- [What the exercise asks]: Search the records that follow and extract every line containing the string "false".

[Saved data entries]

<<<<

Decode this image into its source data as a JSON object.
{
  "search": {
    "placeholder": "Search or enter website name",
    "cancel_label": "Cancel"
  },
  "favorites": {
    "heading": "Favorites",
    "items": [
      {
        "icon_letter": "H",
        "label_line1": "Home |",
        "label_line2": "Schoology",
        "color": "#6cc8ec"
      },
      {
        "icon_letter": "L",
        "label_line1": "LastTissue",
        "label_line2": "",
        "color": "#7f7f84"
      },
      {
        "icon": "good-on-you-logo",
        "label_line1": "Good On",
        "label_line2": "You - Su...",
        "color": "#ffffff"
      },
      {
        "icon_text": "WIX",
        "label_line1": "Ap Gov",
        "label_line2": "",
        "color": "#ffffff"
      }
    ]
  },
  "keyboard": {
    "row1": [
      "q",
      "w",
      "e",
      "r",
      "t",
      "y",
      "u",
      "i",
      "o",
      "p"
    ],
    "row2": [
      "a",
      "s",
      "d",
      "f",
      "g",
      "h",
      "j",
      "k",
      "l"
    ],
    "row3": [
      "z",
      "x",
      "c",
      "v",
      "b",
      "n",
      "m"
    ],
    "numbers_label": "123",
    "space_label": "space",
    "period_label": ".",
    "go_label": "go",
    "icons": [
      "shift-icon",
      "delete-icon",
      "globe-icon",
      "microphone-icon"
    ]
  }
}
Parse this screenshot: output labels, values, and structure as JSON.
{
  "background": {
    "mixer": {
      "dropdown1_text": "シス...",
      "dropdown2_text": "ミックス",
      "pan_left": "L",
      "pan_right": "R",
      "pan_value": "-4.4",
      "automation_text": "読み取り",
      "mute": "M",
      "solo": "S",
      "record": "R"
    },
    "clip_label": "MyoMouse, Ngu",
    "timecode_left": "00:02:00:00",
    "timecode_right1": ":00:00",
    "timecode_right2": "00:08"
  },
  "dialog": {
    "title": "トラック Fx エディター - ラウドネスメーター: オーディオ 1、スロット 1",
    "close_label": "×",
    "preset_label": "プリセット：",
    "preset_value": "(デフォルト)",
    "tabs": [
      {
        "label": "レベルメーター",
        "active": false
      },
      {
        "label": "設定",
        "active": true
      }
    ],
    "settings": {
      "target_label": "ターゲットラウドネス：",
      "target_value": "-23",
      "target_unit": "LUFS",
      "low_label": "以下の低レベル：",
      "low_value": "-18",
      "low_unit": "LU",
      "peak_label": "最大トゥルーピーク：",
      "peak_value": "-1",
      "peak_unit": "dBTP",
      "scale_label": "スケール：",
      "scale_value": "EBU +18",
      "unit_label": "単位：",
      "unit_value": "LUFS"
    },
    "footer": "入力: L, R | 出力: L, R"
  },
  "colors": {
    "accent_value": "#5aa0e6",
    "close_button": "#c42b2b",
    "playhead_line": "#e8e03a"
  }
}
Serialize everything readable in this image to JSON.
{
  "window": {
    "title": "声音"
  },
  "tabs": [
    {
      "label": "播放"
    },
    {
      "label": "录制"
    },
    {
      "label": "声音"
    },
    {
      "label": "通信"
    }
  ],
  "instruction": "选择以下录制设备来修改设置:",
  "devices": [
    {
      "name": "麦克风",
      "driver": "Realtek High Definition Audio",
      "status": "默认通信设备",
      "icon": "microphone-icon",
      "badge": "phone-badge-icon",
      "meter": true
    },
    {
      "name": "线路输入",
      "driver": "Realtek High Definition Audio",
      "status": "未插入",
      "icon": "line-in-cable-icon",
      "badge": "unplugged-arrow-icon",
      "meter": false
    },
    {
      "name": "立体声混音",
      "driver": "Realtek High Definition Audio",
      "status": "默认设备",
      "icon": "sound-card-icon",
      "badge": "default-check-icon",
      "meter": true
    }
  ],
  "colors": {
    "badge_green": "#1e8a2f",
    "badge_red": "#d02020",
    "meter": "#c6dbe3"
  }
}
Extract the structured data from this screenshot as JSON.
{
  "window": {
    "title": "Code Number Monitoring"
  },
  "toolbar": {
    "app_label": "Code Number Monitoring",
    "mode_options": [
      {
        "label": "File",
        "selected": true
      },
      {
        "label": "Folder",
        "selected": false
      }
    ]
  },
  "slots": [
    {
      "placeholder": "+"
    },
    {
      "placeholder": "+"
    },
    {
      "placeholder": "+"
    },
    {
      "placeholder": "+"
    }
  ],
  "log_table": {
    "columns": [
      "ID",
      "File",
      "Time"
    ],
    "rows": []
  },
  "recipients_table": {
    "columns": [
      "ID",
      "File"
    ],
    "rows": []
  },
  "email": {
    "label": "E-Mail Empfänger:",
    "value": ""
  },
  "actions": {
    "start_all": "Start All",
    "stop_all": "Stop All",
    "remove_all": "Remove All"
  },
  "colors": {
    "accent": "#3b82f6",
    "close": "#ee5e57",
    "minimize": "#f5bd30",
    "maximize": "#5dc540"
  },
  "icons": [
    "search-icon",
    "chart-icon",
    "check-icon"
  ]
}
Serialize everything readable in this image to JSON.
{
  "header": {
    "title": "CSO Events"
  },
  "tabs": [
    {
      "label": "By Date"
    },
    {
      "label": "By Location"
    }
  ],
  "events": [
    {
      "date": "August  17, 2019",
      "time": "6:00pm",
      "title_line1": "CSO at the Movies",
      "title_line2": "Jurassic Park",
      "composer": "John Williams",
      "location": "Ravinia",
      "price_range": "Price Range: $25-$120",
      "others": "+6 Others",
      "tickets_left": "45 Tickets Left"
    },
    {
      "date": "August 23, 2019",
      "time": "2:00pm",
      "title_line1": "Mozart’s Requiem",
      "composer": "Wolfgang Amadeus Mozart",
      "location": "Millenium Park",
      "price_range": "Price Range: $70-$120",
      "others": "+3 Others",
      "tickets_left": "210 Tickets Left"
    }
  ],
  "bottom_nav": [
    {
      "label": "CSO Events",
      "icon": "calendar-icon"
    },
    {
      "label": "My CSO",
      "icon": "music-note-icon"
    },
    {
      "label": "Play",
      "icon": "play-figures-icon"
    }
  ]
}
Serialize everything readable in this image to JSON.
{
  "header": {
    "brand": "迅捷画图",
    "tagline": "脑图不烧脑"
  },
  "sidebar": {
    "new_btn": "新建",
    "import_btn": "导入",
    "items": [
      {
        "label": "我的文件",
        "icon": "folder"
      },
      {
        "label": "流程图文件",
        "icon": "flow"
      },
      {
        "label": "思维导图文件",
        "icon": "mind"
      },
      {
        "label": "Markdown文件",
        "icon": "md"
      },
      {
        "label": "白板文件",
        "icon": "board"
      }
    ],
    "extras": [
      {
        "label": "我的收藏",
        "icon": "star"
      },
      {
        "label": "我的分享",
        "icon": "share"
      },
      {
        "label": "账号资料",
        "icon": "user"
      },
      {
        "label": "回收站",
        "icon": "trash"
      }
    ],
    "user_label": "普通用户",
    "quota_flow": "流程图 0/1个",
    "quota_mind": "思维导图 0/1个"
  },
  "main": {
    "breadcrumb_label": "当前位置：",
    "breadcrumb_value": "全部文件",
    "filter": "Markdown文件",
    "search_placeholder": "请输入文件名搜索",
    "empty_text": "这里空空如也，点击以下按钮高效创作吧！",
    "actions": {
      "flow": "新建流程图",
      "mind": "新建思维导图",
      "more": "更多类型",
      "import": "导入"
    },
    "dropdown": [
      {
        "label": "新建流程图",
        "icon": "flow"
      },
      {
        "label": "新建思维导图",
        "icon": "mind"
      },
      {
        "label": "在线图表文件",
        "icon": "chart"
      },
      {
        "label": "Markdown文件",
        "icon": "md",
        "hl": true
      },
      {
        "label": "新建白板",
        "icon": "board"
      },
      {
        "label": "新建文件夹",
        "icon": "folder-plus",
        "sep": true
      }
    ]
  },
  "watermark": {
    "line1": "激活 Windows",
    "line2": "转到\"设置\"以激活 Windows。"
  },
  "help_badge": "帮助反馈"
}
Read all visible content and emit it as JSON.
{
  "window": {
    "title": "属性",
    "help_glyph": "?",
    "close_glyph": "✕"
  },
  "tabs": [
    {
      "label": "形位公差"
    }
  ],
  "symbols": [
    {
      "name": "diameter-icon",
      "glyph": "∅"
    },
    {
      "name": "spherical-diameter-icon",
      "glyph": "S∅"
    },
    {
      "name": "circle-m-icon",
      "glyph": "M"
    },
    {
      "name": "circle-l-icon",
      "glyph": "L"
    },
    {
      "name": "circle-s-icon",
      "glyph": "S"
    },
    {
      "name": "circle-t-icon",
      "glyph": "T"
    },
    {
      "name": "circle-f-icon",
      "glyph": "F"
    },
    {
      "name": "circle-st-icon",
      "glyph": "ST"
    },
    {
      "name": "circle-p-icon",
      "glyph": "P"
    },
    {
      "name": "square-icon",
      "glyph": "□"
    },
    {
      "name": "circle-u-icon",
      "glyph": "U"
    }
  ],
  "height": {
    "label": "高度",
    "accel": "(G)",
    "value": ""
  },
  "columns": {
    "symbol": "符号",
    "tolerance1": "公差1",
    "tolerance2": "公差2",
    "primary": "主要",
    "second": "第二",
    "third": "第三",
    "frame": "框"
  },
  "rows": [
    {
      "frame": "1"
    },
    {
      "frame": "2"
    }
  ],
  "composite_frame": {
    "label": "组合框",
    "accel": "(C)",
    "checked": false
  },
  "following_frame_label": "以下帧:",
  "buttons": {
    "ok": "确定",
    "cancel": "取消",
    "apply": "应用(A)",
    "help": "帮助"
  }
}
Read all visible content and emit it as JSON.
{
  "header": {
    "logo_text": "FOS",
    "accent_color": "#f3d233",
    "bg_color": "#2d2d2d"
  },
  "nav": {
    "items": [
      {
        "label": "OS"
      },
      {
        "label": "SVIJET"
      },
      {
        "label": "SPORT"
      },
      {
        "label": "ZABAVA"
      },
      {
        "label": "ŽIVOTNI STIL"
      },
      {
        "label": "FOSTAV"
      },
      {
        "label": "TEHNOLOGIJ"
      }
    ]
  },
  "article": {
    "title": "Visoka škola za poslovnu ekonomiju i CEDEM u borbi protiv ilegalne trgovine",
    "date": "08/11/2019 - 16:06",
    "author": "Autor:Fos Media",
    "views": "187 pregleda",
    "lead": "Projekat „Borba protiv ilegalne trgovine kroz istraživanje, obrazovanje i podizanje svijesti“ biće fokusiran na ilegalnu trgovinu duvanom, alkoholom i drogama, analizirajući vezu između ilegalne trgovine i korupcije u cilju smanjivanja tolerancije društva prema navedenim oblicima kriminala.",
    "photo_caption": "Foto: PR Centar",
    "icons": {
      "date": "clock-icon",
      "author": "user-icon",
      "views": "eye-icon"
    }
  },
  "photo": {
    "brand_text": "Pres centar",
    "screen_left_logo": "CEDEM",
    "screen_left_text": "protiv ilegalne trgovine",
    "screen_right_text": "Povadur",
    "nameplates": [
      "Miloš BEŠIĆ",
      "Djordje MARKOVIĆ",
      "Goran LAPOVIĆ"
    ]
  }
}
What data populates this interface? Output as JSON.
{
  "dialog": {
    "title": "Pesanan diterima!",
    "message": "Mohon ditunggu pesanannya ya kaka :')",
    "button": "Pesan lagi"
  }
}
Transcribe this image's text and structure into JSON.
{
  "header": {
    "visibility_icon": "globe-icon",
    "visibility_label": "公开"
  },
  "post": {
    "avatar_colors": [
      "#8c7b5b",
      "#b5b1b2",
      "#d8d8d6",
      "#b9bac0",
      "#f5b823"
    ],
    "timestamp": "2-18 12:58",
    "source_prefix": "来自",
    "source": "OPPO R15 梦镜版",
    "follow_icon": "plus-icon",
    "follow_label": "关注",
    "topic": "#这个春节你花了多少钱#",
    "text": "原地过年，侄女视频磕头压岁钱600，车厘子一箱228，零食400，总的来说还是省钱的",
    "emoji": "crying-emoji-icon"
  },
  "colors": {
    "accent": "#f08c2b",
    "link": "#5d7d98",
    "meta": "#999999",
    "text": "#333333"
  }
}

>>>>

- [Response to the task]:
        "active": false
      "meter": false
        "selected": false
    "checked": false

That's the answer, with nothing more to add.